Sam’s performance is high energy, funny, and just what the doctor ordered. Then the show changes gears, and we follow the poker crew on Fred’s purple party bus (because of course there’s a party bus) to the Miller family’s barn, and Sam sings a dong-less song written for Joel. Contrasting her previous number, the untitled song is a lovely soft piano ballad about how he helped her find friendship, herself, and “brought [her] home.” It’s a deep, gut wrenching tribute to platonic love. Everette sings beautifully with unquestionable sincerity, an earnestness that prevails throughout the entire season.

When Sam’s finished, Fred is bummed out and immediately wants to resume the party. Joel disagrees and says, “Let’s just stay in the moment for a little bit, Fred.” I want to believe the show is referencing itself here. It’s tempting to simply call the show heartwarming, which is accurate, but it’s not enough to describe the nuances and multitudes Somebody Somewhere contains. It doesn’t cover the lengths that the show goes to in order to provide that warm feeling. The sadness, frustrations, and anger in these characters’ lives should not be overlooked in such a layered and multifaceted series. I pressed play on Somebody Somewhere looking for a temporary escape from reality, but I’m glad I found something deeper instead.

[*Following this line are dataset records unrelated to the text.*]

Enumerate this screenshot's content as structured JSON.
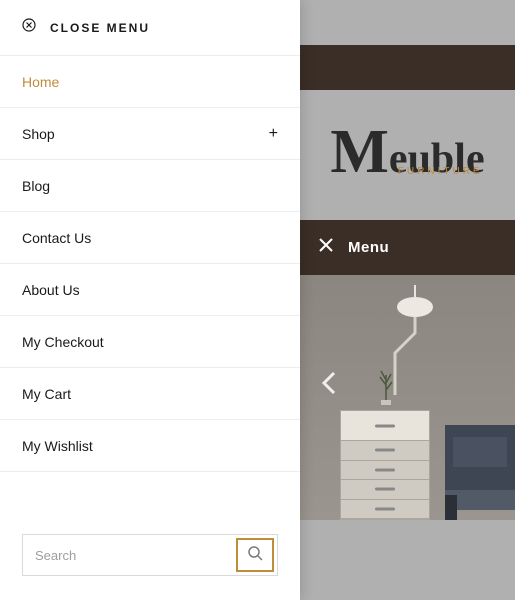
{
  "close_menu": {
    "label": "CLOSE MENU"
  },
  "menu": {
    "items": [
      {
        "label": "Home",
        "active": true,
        "expandable": false
      },
      {
        "label": "Shop",
        "active": false,
        "expandable": true
      },
      {
        "label": "Blog",
        "active": false,
        "expandable": false
      },
      {
        "label": "Contact Us",
        "active": false,
        "expandable": false
      },
      {
        "label": "About Us",
        "active": false,
        "expandable": false
      },
      {
        "label": "My Checkout",
        "active": false,
        "expandable": false
      },
      {
        "label": "My Cart",
        "active": false,
        "expandable": false
      },
      {
        "label": "My Wishlist",
        "active": false,
        "expandable": false
      }
    ]
  },
  "search": {
    "placeholder": "Search"
  },
  "backdrop": {
    "logo_main": "euble",
    "logo_sub": "FURNITURE",
    "menu_label": "Menu"
  },
  "icons": {
    "expand_plus": "+"
  }
}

Britt Spruill is a writer and comedian. You can find her shouting into the void on Twitter @britt_spruill.